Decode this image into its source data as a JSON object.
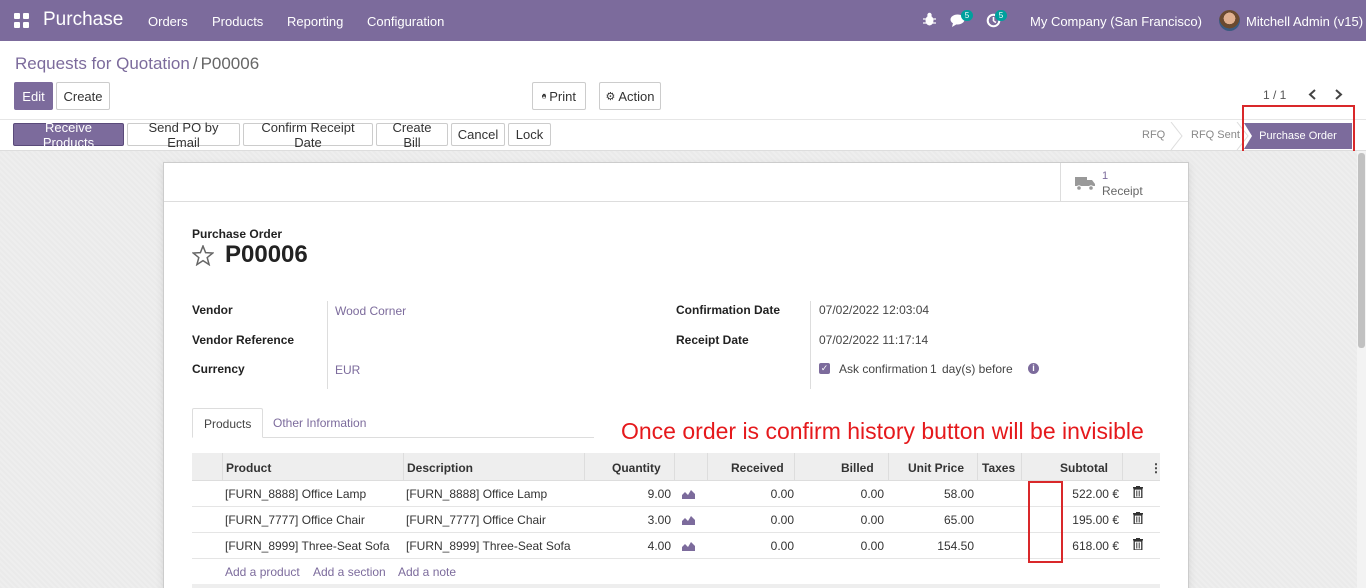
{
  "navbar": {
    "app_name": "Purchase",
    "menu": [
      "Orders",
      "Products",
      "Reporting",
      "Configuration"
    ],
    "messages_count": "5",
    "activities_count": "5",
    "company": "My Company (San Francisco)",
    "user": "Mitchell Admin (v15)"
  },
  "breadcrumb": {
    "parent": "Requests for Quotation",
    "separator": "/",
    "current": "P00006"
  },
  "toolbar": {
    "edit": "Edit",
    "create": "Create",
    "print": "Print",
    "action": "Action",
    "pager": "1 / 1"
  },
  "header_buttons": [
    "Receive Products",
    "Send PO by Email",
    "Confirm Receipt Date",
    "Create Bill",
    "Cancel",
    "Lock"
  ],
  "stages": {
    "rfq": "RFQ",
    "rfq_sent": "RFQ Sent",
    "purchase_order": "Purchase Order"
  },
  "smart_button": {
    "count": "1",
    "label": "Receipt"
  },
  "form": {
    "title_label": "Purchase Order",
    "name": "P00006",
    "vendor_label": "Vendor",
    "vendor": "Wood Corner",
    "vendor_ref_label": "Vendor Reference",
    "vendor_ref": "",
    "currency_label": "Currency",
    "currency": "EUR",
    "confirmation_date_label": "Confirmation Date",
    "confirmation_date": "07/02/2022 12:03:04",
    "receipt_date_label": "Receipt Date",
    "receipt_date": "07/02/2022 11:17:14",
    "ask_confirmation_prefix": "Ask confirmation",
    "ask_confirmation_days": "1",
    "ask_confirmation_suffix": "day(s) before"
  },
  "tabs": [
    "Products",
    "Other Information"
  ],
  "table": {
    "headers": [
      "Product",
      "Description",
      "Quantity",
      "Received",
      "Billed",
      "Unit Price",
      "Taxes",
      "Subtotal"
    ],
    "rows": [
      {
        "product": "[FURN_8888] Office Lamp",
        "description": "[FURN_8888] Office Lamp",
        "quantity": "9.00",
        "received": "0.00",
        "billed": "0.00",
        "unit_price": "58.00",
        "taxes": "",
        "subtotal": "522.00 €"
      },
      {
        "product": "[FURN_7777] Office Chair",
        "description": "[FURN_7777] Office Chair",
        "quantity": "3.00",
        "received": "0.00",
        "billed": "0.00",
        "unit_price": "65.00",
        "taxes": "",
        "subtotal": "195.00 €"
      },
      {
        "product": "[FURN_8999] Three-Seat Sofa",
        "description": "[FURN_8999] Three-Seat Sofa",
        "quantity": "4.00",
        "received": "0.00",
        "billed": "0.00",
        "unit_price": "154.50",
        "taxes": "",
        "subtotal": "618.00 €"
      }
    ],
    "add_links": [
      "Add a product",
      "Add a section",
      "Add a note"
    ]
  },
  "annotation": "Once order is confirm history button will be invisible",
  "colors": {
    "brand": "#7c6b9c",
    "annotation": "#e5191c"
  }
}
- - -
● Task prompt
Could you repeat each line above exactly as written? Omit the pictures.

● Output below
Decode this image into its source data as a JSON object.
{
  "navbar": {
    "app_name": "Purchase",
    "menu": [
      "Orders",
      "Products",
      "Reporting",
      "Configuration"
    ],
    "messages_count": "5",
    "activities_count": "5",
    "company": "My Company (San Francisco)",
    "user": "Mitchell Admin (v15)"
  },
  "breadcrumb": {
    "parent": "Requests for Quotation",
    "separator": "/",
    "current": "P00006"
  },
  "toolbar": {
    "edit": "Edit",
    "create": "Create",
    "print": "Print",
    "action": "Action",
    "pager": "1 / 1"
  },
  "header_buttons": [
    "Receive Products",
    "Send PO by Email",
    "Confirm Receipt Date",
    "Create Bill",
    "Cancel",
    "Lock"
  ],
  "stages": {
    "rfq": "RFQ",
    "rfq_sent": "RFQ Sent",
    "purchase_order": "Purchase Order"
  },
  "smart_button": {
    "count": "1",
    "label": "Receipt"
  },
  "form": {
    "title_label": "Purchase Order",
    "name": "P00006",
    "vendor_label": "Vendor",
    "vendor": "Wood Corner",
    "vendor_ref_label": "Vendor Reference",
    "vendor_ref": "",
    "currency_label": "Currency",
    "currency": "EUR",
    "confirmation_date_label": "Confirmation Date",
    "confirmation_date": "07/02/2022 12:03:04",
    "receipt_date_label": "Receipt Date",
    "receipt_date": "07/02/2022 11:17:14",
    "ask_confirmation_prefix": "Ask confirmation",
    "ask_confirmation_days": "1",
    "ask_confirmation_suffix": "day(s) before"
  },
  "tabs": [
    "Products",
    "Other Information"
  ],
  "table": {
    "headers": [
      "Product",
      "Description",
      "Quantity",
      "Received",
      "Billed",
      "Unit Price",
      "Taxes",
      "Subtotal"
    ],
    "rows": [
      {
        "product": "[FURN_8888] Office Lamp",
        "description": "[FURN_8888] Office Lamp",
        "quantity": "9.00",
        "received": "0.00",
        "billed": "0.00",
        "unit_price": "58.00",
        "taxes": "",
        "subtotal": "522.00 €"
      },
      {
        "product": "[FURN_7777] Office Chair",
        "description": "[FURN_7777] Office Chair",
        "quantity": "3.00",
        "received": "0.00",
        "billed": "0.00",
        "unit_price": "65.00",
        "taxes": "",
        "subtotal": "195.00 €"
      },
      {
        "product": "[FURN_8999] Three-Seat Sofa",
        "description": "[FURN_8999] Three-Seat Sofa",
        "quantity": "4.00",
        "received": "0.00",
        "billed": "0.00",
        "unit_price": "154.50",
        "taxes": "",
        "subtotal": "618.00 €"
      }
    ],
    "add_links": [
      "Add a product",
      "Add a section",
      "Add a note"
    ]
  },
  "annotation": "Once order is confirm history button will be invisible",
  "colors": {
    "brand": "#7c6b9c",
    "annotation": "#e5191c"
  }
}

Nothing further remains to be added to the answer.